Component data from apps and pages
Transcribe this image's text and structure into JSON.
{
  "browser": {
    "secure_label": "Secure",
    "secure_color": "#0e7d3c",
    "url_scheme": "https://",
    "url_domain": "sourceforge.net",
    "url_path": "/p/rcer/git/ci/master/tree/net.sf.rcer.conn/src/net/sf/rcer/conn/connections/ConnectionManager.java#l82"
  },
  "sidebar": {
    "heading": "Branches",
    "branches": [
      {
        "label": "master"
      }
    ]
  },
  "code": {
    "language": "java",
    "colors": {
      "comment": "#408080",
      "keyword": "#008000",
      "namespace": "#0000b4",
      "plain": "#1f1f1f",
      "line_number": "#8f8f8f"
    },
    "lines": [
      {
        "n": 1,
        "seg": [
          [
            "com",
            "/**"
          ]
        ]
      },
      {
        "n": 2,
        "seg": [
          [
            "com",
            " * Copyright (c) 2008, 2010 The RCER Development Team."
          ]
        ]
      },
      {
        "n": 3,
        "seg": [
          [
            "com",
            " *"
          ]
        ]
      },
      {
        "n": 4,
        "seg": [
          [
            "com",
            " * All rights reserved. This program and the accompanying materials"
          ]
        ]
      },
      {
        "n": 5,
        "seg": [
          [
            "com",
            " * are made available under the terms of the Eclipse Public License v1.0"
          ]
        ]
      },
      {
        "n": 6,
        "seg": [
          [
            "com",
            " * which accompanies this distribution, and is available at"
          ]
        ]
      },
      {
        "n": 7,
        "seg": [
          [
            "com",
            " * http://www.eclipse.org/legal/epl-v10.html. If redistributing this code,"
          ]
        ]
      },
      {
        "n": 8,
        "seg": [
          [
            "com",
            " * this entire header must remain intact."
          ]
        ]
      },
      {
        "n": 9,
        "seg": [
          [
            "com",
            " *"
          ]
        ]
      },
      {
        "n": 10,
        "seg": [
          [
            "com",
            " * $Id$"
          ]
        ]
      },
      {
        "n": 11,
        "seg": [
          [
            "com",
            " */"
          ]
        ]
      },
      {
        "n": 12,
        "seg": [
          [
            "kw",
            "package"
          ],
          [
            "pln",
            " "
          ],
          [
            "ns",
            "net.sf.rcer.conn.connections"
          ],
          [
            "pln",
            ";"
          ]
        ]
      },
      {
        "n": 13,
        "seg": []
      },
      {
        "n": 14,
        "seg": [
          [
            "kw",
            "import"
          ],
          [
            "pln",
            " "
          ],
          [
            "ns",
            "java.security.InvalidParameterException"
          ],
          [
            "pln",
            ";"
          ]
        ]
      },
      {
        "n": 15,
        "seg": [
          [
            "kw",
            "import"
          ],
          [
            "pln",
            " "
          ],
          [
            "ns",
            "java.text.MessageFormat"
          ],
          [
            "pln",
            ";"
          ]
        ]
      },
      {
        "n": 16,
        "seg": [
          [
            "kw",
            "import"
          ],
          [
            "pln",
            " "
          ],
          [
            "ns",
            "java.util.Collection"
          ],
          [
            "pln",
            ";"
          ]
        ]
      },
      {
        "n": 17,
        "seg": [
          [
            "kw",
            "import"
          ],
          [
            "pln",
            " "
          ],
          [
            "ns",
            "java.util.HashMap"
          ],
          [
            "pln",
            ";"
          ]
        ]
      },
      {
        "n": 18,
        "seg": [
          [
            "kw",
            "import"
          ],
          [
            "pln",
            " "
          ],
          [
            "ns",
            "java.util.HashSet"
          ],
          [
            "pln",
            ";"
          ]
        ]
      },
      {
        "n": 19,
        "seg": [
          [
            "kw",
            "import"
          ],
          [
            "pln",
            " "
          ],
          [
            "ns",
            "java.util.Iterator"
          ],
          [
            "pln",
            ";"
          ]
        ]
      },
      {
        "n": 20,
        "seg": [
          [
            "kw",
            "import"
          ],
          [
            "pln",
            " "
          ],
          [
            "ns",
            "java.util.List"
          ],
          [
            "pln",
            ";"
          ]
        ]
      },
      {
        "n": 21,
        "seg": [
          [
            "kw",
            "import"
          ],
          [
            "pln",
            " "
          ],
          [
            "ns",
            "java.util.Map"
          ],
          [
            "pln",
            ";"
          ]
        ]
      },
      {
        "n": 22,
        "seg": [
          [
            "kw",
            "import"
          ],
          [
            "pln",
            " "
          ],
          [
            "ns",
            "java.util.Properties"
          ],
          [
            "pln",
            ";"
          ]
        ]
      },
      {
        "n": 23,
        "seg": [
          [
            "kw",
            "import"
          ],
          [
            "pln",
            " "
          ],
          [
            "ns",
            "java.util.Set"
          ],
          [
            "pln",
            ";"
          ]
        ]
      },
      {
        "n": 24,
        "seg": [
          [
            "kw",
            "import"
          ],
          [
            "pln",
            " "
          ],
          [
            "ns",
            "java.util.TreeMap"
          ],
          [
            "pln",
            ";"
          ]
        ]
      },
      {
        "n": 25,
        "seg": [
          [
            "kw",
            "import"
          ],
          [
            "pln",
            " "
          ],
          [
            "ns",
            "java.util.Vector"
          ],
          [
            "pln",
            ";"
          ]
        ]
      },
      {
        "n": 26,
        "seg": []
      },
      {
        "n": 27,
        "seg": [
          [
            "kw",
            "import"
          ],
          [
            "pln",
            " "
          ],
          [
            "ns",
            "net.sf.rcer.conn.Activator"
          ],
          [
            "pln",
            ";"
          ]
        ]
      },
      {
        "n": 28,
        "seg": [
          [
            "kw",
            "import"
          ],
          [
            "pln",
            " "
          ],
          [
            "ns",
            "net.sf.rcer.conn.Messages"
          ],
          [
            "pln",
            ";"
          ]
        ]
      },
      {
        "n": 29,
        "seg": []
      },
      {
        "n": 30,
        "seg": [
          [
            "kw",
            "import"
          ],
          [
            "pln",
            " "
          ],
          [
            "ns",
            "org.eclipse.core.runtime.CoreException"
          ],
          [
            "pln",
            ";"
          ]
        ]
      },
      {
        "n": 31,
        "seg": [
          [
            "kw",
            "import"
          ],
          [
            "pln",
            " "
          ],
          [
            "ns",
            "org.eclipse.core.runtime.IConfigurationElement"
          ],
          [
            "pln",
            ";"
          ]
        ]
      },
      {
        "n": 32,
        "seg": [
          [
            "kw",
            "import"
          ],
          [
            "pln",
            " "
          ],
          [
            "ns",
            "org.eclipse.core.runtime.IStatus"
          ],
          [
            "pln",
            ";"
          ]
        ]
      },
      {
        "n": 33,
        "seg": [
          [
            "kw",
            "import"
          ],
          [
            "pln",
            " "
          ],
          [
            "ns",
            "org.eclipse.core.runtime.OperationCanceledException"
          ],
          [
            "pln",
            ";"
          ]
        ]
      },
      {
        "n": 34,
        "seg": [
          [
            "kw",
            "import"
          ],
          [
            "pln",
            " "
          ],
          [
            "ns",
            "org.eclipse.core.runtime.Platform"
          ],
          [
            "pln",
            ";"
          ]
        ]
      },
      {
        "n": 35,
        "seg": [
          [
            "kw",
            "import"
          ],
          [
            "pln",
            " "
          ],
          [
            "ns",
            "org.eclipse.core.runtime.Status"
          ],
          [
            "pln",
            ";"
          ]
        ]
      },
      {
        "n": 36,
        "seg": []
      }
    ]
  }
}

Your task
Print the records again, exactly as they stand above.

Output
Transcribe this image's text and structure into JSON.
{
  "browser": {
    "secure_label": "Secure",
    "secure_color": "#0e7d3c",
    "url_scheme": "https://",
    "url_domain": "sourceforge.net",
    "url_path": "/p/rcer/git/ci/master/tree/net.sf.rcer.conn/src/net/sf/rcer/conn/connections/ConnectionManager.java#l82"
  },
  "sidebar": {
    "heading": "Branches",
    "branches": [
      {
        "label": "master"
      }
    ]
  },
  "code": {
    "language": "java",
    "colors": {
      "comment": "#408080",
      "keyword": "#008000",
      "namespace": "#0000b4",
      "plain": "#1f1f1f",
      "line_number": "#8f8f8f"
    },
    "lines": [
      {
        "n": 1,
        "seg": [
          [
            "com",
            "/**"
          ]
        ]
      },
      {
        "n": 2,
        "seg": [
          [
            "com",
            " * Copyright (c) 2008, 2010 The RCER Development Team."
          ]
        ]
      },
      {
        "n": 3,
        "seg": [
          [
            "com",
            " *"
          ]
        ]
      },
      {
        "n": 4,
        "seg": [
          [
            "com",
            " * All rights reserved. This program and the accompanying materials"
          ]
        ]
      },
      {
        "n": 5,
        "seg": [
          [
            "com",
            " * are made available under the terms of the Eclipse Public License v1.0"
          ]
        ]
      },
      {
        "n": 6,
        "seg": [
          [
            "com",
            " * which accompanies this distribution, and is available at"
          ]
        ]
      },
      {
        "n": 7,
        "seg": [
          [
            "com",
            " * http://www.eclipse.org/legal/epl-v10.html. If redistributing this code,"
          ]
        ]
      },
      {
        "n": 8,
        "seg": [
          [
            "com",
            " * this entire header must remain intact."
          ]
        ]
      },
      {
        "n": 9,
        "seg": [
          [
            "com",
            " *"
          ]
        ]
      },
      {
        "n": 10,
        "seg": [
          [
            "com",
            " * $Id$"
          ]
        ]
      },
      {
        "n": 11,
        "seg": [
          [
            "com",
            " */"
          ]
        ]
      },
      {
        "n": 12,
        "seg": [
          [
            "kw",
            "package"
          ],
          [
            "pln",
            " "
          ],
          [
            "ns",
            "net.sf.rcer.conn.connections"
          ],
          [
            "pln",
            ";"
          ]
        ]
      },
      {
        "n": 13,
        "seg": []
      },
      {
        "n": 14,
        "seg": [
          [
            "kw",
            "import"
          ],
          [
            "pln",
            " "
          ],
          [
            "ns",
            "java.security.InvalidParameterException"
          ],
          [
            "pln",
            ";"
          ]
        ]
      },
      {
        "n": 15,
        "seg": [
          [
            "kw",
            "import"
          ],
          [
            "pln",
            " "
          ],
          [
            "ns",
            "java.text.MessageFormat"
          ],
          [
            "pln",
            ";"
          ]
        ]
      },
      {
        "n": 16,
        "seg": [
          [
            "kw",
            "import"
          ],
          [
            "pln",
            " "
          ],
          [
            "ns",
            "java.util.Collection"
          ],
          [
            "pln",
            ";"
          ]
        ]
      },
      {
        "n": 17,
        "seg": [
          [
            "kw",
            "import"
          ],
          [
            "pln",
            " "
          ],
          [
            "ns",
            "java.util.HashMap"
          ],
          [
            "pln",
            ";"
          ]
        ]
      },
      {
        "n": 18,
        "seg": [
          [
            "kw",
            "import"
          ],
          [
            "pln",
            " "
          ],
          [
            "ns",
            "java.util.HashSet"
          ],
          [
            "pln",
            ";"
          ]
        ]
      },
      {
        "n": 19,
        "seg": [
          [
            "kw",
            "import"
          ],
          [
            "pln",
            " "
          ],
          [
            "ns",
            "java.util.Iterator"
          ],
          [
            "pln",
            ";"
          ]
        ]
      },
      {
        "n": 20,
        "seg": [
          [
            "kw",
            "import"
          ],
          [
            "pln",
            " "
          ],
          [
            "ns",
            "java.util.List"
          ],
          [
            "pln",
            ";"
          ]
        ]
      },
      {
        "n": 21,
        "seg": [
          [
            "kw",
            "import"
          ],
          [
            "pln",
            " "
          ],
          [
            "ns",
            "java.util.Map"
          ],
          [
            "pln",
            ";"
          ]
        ]
      },
      {
        "n": 22,
        "seg": [
          [
            "kw",
            "import"
          ],
          [
            "pln",
            " "
          ],
          [
            "ns",
            "java.util.Properties"
          ],
          [
            "pln",
            ";"
          ]
        ]
      },
      {
        "n": 23,
        "seg": [
          [
            "kw",
            "import"
          ],
          [
            "pln",
            " "
          ],
          [
            "ns",
            "java.util.Set"
          ],
          [
            "pln",
            ";"
          ]
        ]
      },
      {
        "n": 24,
        "seg": [
          [
            "kw",
            "import"
          ],
          [
            "pln",
            " "
          ],
          [
            "ns",
            "java.util.TreeMap"
          ],
          [
            "pln",
            ";"
          ]
        ]
      },
      {
        "n": 25,
        "seg": [
          [
            "kw",
            "import"
          ],
          [
            "pln",
            " "
          ],
          [
            "ns",
            "java.util.Vector"
          ],
          [
            "pln",
            ";"
          ]
        ]
      },
      {
        "n": 26,
        "seg": []
      },
      {
        "n": 27,
        "seg": [
          [
            "kw",
            "import"
          ],
          [
            "pln",
            " "
          ],
          [
            "ns",
            "net.sf.rcer.conn.Activator"
          ],
          [
            "pln",
            ";"
          ]
        ]
      },
      {
        "n": 28,
        "seg": [
          [
            "kw",
            "import"
          ],
          [
            "pln",
            " "
          ],
          [
            "ns",
            "net.sf.rcer.conn.Messages"
          ],
          [
            "pln",
            ";"
          ]
        ]
      },
      {
        "n": 29,
        "seg": []
      },
      {
        "n": 30,
        "seg": [
          [
            "kw",
            "import"
          ],
          [
            "pln",
            " "
          ],
          [
            "ns",
            "org.eclipse.core.runtime.CoreException"
          ],
          [
            "pln",
            ";"
          ]
        ]
      },
      {
        "n": 31,
        "seg": [
          [
            "kw",
            "import"
          ],
          [
            "pln",
            " "
          ],
          [
            "ns",
            "org.eclipse.core.runtime.IConfigurationElement"
          ],
          [
            "pln",
            ";"
          ]
        ]
      },
      {
        "n": 32,
        "seg": [
          [
            "kw",
            "import"
          ],
          [
            "pln",
            " "
          ],
          [
            "ns",
            "org.eclipse.core.runtime.IStatus"
          ],
          [
            "pln",
            ";"
          ]
        ]
      },
      {
        "n": 33,
        "seg": [
          [
            "kw",
            "import"
          ],
          [
            "pln",
            " "
          ],
          [
            "ns",
            "org.eclipse.core.runtime.OperationCanceledException"
          ],
          [
            "pln",
            ";"
          ]
        ]
      },
      {
        "n": 34,
        "seg": [
          [
            "kw",
            "import"
          ],
          [
            "pln",
            " "
          ],
          [
            "ns",
            "org.eclipse.core.runtime.Platform"
          ],
          [
            "pln",
            ";"
          ]
        ]
      },
      {
        "n": 35,
        "seg": [
          [
            "kw",
            "import"
          ],
          [
            "pln",
            " "
          ],
          [
            "ns",
            "org.eclipse.core.runtime.Status"
          ],
          [
            "pln",
            ";"
          ]
        ]
      },
      {
        "n": 36,
        "seg": []
      }
    ]
  }
}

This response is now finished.